West Virginia is schizophrenic when it comes to the federal Environmental Protection Agency (EPA).
On one hand, many West Virginians view the federal agency as an intrusive job killer for excessively regulating the coal industry in the state. Nonetheless, immediately following a serious coal mining disaster (as is wont to happen in West Virginia), attitudes towards the EPA inevitably undergo change. They range from "where the heck were you" to "let's get together and try and prevent a repeat performance."
Unfortunately, it doesn't take long before the deeply entrenched antagonism towards the federal agency returns, spurred by industry's shrill accusations that President Obama's EPA regulators are "waging a war on coal."
It is true that coal jobs provide relatively good salaries and benefits for West Virginians. But the industry's stranglehold on the state and its politicians defies logic.
In addition to major mining disasters, the coal industry has been polluting the picturesque state's waterways and scarring its landscape for nearly a century, with significant adverse public health and ecological ramifications. The economic importance the state attributes to coal is inflated, considering the industry employs less than four percent of West Virginia's work force. Walmart is the largest private employer in the state and there is a significant biotech and public sector presence.
How beneficial, then, is the existence of good coal jobs for the relatively few to West Virginia's overall welfare these many years? In recent federal rankings of the states, West Virginia ends up 46th or 49th in poverty, depending on which set of calculations you use. It is next to last in median household income, seventh worst in life expectancy and fifth worst in general public health.
As for President Obama's supposed "war on coal," the Mining Safety and Health Administration reports there were 15 percent more coal jobs in the state in 2013 than during the term of George W. Bush. Still, the industry is losing ground, although most economists agree it is not due to regulation. Rather, the cause is competition from cheap, abundant natural gas and a surge in more job-intensive renewable energy utilization.
Many West Virginians clearly remain conflicted. A recent Sierra Club poll found that an overwhelming majority supported strong environmental regulations and believed that state regulators were lax in policing pollution. Four environmental groups even petitioned (unsuccessfully) the EPA to take over for state regulators, who cannot proceed without the oft compromised state legislature's approval. Consequently, the regulators tend to strike sweetheart deals with the coal industry after it has been caught in the act.
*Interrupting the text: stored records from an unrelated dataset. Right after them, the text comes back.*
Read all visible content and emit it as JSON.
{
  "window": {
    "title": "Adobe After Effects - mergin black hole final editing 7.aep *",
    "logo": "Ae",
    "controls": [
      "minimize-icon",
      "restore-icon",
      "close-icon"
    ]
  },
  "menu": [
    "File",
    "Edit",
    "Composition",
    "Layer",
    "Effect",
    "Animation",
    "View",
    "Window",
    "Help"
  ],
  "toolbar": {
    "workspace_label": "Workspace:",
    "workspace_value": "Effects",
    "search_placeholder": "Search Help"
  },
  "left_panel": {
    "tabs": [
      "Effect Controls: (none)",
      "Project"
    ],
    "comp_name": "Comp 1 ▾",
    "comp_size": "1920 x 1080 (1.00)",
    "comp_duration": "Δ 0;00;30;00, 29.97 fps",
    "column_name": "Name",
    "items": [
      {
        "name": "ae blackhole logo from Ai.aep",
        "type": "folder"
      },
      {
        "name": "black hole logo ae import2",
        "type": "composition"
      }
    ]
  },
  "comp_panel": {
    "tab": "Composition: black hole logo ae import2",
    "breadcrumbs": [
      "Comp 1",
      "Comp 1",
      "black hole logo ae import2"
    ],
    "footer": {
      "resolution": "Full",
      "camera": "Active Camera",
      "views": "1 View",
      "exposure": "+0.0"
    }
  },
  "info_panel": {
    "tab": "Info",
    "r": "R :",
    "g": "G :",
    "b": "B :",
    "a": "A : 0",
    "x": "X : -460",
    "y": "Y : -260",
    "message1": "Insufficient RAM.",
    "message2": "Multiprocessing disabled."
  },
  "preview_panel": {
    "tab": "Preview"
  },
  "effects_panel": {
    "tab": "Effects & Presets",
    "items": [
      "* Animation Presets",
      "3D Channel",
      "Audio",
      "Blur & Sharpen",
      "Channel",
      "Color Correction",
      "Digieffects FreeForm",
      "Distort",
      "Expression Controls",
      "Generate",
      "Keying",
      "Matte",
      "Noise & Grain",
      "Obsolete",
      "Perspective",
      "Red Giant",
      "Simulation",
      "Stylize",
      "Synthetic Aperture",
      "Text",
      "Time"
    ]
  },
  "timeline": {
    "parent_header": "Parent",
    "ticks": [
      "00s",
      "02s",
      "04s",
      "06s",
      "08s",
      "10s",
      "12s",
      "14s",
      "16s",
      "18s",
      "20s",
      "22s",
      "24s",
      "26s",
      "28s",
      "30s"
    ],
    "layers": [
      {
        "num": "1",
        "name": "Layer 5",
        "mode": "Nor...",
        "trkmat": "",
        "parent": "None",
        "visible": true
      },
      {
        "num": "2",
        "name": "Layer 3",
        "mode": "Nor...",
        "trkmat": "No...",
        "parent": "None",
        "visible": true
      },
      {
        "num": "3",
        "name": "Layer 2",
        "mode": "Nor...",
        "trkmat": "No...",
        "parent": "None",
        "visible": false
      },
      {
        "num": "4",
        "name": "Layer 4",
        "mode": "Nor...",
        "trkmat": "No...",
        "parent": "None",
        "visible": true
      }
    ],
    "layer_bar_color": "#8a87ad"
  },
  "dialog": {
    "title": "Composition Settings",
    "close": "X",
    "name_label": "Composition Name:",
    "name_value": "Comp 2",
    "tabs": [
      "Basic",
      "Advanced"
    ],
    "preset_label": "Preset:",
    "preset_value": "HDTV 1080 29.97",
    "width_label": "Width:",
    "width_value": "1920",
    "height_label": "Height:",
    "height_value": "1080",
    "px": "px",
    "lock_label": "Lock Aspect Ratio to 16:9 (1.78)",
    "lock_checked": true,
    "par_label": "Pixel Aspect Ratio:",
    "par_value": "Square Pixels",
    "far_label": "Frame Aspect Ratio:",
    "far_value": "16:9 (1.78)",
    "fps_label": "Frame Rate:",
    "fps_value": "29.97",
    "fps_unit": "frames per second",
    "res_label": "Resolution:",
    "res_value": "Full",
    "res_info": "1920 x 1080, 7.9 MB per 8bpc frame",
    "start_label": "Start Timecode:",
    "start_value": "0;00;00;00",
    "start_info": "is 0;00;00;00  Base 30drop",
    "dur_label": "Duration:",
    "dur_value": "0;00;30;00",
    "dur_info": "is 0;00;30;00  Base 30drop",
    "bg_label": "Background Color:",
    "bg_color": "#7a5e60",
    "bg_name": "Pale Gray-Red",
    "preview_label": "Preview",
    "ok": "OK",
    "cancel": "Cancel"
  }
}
Conflicted public or not, the state's politicians from both parties have consistently and confidently sided with coal. It remains to be seen whether it is because they have been bought by industry campaign contributions or ultimately mesmerized by the state's century old cultural dependency on coal, just like so many of their constituents.
In any event, the Pavlovian reflex in defense of the industry persists, come what may. West Virginia's democratic governor was an apologist for the coal industry the very day after the January coal-related spill that contaminated the drinking water for 300,000 Charleston residents. And on the same day of that spill, House Republicans, with the support of the bipartisan West Virginia congressional delegation, voted to weaken the EPA's authority to regulate coal-powered emissions.
Democratic West Virginia U.S. Senator Jay Rockefeller speculates that this apparently inbred brainwashing vis-a-vis the coal industry could stem from the stoic nature of the many Scottish and Irish who originally settled in the state.
Maybe so, but it is high time West Virginians snapped out of their self-destructive trance and faced up to modern day reality.